*** Block opens ***
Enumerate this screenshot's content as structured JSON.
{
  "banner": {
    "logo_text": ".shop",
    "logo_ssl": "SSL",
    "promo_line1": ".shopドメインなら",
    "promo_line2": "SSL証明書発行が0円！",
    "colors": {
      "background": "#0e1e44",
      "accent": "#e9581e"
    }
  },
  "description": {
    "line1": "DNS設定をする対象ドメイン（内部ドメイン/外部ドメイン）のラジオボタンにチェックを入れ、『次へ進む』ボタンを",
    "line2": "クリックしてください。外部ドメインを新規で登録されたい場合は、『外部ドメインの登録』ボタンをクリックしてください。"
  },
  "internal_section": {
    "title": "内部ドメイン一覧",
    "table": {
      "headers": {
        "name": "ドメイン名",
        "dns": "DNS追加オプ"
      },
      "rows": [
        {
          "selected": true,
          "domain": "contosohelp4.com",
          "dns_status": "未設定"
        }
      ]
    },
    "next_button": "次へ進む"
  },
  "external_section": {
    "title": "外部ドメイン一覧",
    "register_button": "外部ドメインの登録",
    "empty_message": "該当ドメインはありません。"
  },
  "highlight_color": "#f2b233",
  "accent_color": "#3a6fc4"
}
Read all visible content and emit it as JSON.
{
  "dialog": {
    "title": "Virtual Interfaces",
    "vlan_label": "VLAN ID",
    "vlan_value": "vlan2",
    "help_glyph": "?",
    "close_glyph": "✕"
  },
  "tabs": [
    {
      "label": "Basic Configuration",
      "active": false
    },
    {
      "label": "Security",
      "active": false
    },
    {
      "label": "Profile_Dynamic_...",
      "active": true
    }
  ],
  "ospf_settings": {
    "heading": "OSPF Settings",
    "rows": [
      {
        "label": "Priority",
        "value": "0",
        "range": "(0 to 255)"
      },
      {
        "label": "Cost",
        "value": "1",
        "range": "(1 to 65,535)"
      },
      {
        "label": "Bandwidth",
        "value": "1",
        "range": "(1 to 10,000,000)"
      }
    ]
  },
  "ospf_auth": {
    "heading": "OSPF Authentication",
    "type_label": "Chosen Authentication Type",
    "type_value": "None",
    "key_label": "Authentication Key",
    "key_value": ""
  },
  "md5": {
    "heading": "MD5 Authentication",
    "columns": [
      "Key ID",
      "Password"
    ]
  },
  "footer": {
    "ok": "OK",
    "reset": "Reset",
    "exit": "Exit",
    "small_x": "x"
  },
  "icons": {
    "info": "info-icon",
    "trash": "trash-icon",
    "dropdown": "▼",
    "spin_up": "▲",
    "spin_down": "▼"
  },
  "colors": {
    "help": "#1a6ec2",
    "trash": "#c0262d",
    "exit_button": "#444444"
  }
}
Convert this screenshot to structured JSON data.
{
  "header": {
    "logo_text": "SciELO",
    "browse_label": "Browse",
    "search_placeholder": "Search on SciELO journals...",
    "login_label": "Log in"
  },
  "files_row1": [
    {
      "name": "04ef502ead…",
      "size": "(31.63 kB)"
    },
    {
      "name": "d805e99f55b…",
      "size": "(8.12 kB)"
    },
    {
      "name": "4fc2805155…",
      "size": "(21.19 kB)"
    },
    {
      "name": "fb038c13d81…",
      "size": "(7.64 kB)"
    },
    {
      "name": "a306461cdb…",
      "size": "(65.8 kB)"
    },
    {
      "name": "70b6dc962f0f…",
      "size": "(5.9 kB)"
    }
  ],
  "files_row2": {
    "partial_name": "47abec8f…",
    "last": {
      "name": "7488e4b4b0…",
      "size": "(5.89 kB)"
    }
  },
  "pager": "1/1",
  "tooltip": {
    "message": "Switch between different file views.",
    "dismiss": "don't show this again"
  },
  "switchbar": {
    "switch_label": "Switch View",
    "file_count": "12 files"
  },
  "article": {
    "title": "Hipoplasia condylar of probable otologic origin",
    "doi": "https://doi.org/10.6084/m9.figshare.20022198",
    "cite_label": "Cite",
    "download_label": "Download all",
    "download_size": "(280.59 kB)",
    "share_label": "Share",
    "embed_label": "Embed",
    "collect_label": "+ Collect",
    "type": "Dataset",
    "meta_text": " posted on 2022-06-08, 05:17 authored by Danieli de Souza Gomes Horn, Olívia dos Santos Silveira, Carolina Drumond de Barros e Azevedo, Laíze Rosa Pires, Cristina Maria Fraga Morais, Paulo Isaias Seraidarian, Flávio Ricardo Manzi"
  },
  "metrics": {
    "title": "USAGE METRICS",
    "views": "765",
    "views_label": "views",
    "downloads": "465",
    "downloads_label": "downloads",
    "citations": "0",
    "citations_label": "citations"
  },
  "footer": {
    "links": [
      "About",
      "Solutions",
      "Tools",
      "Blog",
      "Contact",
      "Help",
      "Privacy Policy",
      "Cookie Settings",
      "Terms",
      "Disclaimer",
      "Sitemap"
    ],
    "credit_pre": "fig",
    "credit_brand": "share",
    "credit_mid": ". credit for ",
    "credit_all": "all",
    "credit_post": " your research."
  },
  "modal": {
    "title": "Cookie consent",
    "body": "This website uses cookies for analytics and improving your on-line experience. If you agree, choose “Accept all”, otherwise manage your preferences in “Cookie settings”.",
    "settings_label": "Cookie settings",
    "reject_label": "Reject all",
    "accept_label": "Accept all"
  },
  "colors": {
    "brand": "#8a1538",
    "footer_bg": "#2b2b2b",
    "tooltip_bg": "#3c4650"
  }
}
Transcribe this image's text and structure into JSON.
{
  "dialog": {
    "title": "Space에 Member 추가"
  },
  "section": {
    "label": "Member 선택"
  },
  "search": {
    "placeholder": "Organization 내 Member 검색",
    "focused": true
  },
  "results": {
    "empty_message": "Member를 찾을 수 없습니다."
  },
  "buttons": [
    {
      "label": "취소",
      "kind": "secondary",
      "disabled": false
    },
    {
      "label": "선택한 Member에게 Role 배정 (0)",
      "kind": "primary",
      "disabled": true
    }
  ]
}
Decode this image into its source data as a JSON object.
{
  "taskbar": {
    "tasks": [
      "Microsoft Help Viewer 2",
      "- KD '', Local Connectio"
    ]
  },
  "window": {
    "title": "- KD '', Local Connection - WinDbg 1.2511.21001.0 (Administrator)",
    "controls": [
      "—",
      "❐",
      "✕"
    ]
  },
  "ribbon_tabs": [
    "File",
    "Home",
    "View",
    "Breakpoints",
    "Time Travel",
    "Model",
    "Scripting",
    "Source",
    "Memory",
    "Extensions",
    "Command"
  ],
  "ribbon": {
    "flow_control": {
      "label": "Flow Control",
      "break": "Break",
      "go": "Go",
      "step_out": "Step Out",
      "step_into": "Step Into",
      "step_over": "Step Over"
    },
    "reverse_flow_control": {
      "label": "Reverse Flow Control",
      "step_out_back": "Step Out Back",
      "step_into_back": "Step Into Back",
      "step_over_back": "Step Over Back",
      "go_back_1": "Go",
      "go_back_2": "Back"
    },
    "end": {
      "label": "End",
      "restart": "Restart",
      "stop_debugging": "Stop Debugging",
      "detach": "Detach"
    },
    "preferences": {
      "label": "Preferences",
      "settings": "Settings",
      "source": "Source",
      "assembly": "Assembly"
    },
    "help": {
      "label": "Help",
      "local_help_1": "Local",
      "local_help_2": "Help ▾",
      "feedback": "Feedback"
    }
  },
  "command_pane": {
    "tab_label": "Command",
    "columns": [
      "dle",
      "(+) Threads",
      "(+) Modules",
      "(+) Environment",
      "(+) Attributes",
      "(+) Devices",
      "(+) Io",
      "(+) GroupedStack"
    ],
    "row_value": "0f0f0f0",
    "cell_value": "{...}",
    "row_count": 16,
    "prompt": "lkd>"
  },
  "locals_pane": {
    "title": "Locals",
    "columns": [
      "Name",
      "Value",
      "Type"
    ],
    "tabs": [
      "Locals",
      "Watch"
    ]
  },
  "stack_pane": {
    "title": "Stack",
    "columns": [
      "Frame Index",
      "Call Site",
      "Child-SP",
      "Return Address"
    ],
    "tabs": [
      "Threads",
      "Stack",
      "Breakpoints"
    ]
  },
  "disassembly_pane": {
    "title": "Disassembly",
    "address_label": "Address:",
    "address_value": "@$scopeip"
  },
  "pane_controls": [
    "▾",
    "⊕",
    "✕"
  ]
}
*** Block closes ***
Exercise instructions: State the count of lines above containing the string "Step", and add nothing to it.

Response to the exercise: 6